To help ensure the quality of the test, a genetic test should be done with a dedicated sample whenever possible i.e. a sample collected specifically for that test rather than a sample that is used for multiple tests.

We recommend that the patient or another adult check the labelling of request forms and sample containers.

Special instructions:

Please include the results of the parental single gene mutation test on each parent with the request, to ensure that the correct mutation(s) are tested in the fetus.

Turnaround time:

Four to six weeks for familial mutation testing.

1-2 days for FISH, and 15 days for microarray/karyotype.

Price:

The cost for prenatal single gene testing is $595 when the familial mutations have been identified as part of the Beacon expanded carrier screen. Microarray analysis can be provided on request at no additional charge (subject to the Medicare requirements being met). Rapid FISH analysis for common aneuploidies is available for an additional fee of $100.

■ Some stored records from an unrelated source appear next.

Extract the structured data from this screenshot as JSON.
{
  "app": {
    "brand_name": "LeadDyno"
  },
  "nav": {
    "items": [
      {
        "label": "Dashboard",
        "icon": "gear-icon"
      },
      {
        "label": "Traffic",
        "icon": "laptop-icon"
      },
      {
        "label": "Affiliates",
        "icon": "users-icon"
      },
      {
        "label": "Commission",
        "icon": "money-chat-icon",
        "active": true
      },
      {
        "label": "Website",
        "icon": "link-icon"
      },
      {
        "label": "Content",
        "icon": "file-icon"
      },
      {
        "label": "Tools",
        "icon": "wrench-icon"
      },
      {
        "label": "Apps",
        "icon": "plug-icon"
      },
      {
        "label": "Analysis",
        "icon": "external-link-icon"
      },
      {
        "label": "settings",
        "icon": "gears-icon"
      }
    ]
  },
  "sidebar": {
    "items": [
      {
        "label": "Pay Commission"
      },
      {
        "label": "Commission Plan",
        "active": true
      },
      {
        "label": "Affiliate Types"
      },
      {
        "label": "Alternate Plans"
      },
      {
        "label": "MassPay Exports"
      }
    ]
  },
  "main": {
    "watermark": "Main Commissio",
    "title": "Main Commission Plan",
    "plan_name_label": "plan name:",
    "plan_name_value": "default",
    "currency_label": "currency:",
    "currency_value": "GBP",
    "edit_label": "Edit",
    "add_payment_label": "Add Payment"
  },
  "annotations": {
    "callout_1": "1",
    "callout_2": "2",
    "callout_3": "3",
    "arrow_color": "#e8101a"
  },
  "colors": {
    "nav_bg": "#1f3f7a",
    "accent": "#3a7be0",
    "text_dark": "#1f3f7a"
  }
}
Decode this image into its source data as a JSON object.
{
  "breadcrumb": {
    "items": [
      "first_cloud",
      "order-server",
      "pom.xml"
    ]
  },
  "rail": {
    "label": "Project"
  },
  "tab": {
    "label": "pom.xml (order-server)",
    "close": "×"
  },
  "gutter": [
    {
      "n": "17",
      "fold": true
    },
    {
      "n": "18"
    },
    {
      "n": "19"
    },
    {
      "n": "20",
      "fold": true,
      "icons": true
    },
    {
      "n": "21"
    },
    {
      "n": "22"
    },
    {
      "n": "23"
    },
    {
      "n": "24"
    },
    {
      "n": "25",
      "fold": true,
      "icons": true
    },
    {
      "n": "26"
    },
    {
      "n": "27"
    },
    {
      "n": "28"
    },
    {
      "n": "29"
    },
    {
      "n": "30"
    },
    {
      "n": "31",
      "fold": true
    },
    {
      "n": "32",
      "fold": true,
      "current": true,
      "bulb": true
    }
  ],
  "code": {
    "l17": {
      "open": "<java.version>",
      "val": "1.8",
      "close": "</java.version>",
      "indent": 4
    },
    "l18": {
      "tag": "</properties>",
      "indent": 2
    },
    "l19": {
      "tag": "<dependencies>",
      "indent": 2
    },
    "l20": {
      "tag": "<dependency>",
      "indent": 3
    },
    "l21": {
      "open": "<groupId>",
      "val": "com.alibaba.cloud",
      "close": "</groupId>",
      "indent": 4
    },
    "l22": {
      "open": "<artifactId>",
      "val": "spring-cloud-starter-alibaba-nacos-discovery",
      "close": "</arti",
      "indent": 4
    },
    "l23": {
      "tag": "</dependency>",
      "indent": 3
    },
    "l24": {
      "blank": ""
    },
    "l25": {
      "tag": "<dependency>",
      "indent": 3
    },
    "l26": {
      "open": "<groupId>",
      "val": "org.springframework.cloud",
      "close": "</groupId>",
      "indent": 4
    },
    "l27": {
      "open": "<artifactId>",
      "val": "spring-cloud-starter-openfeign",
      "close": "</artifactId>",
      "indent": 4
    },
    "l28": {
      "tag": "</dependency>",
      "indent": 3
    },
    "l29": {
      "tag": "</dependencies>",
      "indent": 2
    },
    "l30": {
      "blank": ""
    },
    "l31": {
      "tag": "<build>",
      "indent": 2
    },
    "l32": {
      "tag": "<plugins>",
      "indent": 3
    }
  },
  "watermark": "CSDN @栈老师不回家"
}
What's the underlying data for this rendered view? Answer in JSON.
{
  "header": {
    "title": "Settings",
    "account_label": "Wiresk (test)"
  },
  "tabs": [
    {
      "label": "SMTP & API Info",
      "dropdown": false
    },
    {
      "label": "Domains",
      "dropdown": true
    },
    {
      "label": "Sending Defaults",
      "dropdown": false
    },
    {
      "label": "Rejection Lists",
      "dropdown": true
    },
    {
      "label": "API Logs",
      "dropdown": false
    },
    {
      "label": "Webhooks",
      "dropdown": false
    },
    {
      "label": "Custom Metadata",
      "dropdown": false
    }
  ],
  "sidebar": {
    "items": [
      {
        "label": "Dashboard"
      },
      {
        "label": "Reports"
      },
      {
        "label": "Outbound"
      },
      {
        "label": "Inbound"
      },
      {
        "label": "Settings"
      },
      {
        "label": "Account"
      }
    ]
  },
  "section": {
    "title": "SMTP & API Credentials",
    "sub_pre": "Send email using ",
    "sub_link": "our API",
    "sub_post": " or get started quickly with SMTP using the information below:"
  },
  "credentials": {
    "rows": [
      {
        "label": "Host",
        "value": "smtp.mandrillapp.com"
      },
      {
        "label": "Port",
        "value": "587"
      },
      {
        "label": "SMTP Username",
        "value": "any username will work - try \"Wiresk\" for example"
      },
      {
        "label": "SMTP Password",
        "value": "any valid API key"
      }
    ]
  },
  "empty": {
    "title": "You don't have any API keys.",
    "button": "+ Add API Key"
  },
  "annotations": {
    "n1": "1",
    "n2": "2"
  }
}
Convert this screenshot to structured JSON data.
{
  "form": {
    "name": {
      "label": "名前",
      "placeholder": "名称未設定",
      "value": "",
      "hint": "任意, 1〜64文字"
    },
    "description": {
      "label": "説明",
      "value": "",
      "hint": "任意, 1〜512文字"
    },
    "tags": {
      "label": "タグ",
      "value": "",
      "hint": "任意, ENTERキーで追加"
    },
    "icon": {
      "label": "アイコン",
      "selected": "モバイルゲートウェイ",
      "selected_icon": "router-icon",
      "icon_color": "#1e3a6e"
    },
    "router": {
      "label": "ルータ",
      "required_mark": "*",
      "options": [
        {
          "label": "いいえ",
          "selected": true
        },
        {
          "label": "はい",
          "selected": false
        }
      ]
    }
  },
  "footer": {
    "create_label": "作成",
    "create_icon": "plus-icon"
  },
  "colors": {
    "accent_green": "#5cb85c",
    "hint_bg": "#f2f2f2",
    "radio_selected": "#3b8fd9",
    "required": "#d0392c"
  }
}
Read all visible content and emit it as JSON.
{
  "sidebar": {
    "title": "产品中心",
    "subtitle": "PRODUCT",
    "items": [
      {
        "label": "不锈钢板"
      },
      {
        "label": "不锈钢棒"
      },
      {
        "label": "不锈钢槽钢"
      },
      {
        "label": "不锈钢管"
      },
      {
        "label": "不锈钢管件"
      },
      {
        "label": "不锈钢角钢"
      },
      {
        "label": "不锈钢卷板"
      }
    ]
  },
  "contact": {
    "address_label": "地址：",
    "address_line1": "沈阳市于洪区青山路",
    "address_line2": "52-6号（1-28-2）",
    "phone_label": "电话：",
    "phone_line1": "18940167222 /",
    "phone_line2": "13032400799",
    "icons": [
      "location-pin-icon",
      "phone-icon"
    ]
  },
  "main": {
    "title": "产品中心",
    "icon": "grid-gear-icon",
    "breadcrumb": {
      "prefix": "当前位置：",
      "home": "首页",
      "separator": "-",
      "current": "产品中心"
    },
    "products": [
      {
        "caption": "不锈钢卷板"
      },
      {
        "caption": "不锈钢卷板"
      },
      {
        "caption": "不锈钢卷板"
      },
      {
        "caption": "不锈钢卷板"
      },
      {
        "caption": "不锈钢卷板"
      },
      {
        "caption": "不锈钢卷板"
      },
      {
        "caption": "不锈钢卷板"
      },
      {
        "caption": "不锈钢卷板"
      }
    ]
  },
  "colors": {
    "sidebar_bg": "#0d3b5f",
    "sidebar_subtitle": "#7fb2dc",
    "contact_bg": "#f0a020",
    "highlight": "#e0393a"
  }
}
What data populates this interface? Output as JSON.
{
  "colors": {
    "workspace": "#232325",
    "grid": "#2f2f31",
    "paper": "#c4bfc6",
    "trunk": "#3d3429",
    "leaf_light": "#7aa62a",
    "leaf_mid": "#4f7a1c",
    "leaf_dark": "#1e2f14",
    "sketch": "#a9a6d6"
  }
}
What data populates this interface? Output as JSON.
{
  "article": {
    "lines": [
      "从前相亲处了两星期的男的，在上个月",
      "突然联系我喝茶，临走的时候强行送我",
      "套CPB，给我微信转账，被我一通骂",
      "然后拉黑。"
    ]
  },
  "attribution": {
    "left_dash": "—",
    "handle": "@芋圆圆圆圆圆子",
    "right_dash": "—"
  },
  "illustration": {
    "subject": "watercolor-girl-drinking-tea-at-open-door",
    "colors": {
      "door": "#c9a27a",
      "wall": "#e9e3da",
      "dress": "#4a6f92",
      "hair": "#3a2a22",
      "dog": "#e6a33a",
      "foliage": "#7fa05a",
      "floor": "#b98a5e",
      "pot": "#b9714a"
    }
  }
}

If the familial mutations have not been identified as part of the Beacon carrier screen, prenatal single gene testing may or may not be possible. In addition, the test fee will be higher, and may vary depending on the particular gene. Please contact the laboratory on 07 3377 8727 prior to invasive sample collection or referral to confirm that appropriate testing is available, and the test fee.   

Microarray testing has a Medicare rebate which, subject to the Medicare requirements being met, may cover all or part of the cost.

Rebate:

The Medicare details for microarray, including descriptor and schedule fee, are listed under MBS item 73287.

 

Click here for our billing policy.